Comic book movies have changed forever. Maybe. Well, we will see.
After the surprising record-breaking weekend for Marvel Comics’ Deadpool, the movie is garnering a lot of buzz. And in my humble opinion, rightfully so. It is a brave deviation from standard superhero movies.
From start-to-finish, Deadpool features a barrage of clever quips and entertainment. Ryan Reynolds, who portrays the man behind the mask, perfectly embodies the obscene antihero. The plot is simple and predictable, like most comic book movies. The love relationship between Reynolds and co-star Morena Baccarin lacks punch, however essential for developing the backstory. Still, I left the movie craving more Deadpool and less… everything else.
Deadpool quips that he is no“hero.” But to countless fans, for the character who ushered in the age of R-rated comic movies, this couldn’t be further from the truth. In fact, until the foulmouthed mutant took to the big screen, fearful of alienating much of the movie-going public and hurting box office sales, film studious did their best to maintain a PG-13 rating. No longer. Producers are already speculating whether upcoming movies in the X-Men franchise, including Wolverine III, will be R-rated.
“I think there are some stories that could be R-rated,” producer Simon Kinberg told Adam Holmes of CinemaBlend. “I don’t know what they are, I mean I think the mainline X-Men movies have their own tone, which is a more operatic tone. It’s more dramatic, it is more PG-13 in a way. X-Force I could see being R-rated, and who knows?”
With the highest grossing opening weekend of any R-rated movie ever released, Deadpool sits atop a whopping $152 million throne of dirty jokes and gratuitous violence. Reynolds and Director Tim Miller took a gamble—with spectacular results.
“Deadpool, I would like to play for the rest of my life – that’d be fun,” Reynolds told IGN. He is having fun, and the audience is enjoying the ride. But don’t expect every joke to be funny. The movie is trying to appeal to a wide audience, so it is, in a way, an experiment.
The action scenes are extravagant, but they are scattered in the time span of the two hour film, leaving the meat of the movie relatively action-less.
Last weekend, movie connoisseur and avid film fan Sean Lee ‘16 also saw Deadpool. “The love part of the story dragged a little bit, but overall it was a very fun movie.”
“Friggin dope dude,” chimed in Mark Gasperini ’16.

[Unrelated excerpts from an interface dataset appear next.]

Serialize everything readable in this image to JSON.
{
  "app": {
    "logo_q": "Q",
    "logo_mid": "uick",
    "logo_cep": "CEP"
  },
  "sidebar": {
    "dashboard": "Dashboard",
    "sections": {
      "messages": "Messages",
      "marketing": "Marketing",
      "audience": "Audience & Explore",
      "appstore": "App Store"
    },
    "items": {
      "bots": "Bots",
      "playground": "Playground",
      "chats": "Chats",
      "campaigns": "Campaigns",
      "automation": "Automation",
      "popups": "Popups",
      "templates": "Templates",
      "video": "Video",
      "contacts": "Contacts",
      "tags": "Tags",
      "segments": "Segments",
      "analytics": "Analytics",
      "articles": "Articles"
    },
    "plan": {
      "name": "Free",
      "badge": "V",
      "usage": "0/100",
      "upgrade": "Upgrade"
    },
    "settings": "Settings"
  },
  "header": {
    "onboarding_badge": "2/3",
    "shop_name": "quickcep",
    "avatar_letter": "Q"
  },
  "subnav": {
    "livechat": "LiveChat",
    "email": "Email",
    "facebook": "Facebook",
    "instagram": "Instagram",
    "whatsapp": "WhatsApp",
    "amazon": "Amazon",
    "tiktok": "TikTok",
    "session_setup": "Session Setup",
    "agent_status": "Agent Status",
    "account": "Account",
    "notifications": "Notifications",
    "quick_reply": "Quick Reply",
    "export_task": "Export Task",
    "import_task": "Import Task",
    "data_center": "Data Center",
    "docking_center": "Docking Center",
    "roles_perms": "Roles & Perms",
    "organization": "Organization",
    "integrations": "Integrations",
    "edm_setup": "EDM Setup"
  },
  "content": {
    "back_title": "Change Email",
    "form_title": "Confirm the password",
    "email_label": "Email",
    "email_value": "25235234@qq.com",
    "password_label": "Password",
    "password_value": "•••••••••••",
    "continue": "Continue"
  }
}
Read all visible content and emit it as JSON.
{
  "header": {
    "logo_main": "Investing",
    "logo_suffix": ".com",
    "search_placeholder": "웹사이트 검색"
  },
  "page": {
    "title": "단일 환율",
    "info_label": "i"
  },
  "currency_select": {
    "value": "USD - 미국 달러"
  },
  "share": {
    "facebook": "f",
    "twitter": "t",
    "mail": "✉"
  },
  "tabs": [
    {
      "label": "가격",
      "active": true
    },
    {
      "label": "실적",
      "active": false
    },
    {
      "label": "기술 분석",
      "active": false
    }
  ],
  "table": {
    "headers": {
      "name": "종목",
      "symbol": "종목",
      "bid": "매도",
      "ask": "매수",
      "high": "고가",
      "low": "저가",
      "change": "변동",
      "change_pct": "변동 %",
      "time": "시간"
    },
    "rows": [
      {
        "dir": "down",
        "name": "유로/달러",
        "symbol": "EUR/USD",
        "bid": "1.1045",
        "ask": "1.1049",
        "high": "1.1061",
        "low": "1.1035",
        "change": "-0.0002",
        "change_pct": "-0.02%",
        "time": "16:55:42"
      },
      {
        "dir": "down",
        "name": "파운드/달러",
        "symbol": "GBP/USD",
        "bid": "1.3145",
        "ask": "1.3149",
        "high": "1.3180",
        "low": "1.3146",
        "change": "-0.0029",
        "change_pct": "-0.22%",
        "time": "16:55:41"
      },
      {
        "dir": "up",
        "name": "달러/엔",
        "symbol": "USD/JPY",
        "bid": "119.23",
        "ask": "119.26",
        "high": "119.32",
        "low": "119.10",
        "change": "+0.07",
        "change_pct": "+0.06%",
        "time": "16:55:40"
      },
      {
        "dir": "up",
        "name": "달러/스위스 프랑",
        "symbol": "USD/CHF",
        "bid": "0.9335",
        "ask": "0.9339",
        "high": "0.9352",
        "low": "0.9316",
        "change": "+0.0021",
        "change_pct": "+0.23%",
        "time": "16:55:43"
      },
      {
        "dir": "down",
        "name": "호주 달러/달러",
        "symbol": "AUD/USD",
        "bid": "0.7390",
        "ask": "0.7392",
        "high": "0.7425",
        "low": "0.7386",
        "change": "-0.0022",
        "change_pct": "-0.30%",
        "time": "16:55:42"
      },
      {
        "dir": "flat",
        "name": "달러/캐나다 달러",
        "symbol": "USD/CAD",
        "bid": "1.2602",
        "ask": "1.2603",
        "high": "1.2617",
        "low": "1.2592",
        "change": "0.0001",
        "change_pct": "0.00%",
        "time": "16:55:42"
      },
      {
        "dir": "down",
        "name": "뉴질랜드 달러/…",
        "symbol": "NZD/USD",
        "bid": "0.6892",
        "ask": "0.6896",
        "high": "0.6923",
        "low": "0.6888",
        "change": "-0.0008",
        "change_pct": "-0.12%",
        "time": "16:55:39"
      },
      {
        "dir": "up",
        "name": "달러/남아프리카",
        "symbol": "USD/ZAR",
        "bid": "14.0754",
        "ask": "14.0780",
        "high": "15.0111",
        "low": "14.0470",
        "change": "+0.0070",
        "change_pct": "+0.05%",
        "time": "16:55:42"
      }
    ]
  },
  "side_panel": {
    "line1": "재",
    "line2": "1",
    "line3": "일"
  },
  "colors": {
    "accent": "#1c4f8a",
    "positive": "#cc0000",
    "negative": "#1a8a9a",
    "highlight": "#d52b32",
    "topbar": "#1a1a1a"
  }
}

Deadpool will have a chance to build upon its success in an inevitable sequel. Yes, that’s right. Deadpool 2 is already in the works, and I have faith that it will present less origin story and more of what we love—Deadpool in all of his obscene glory.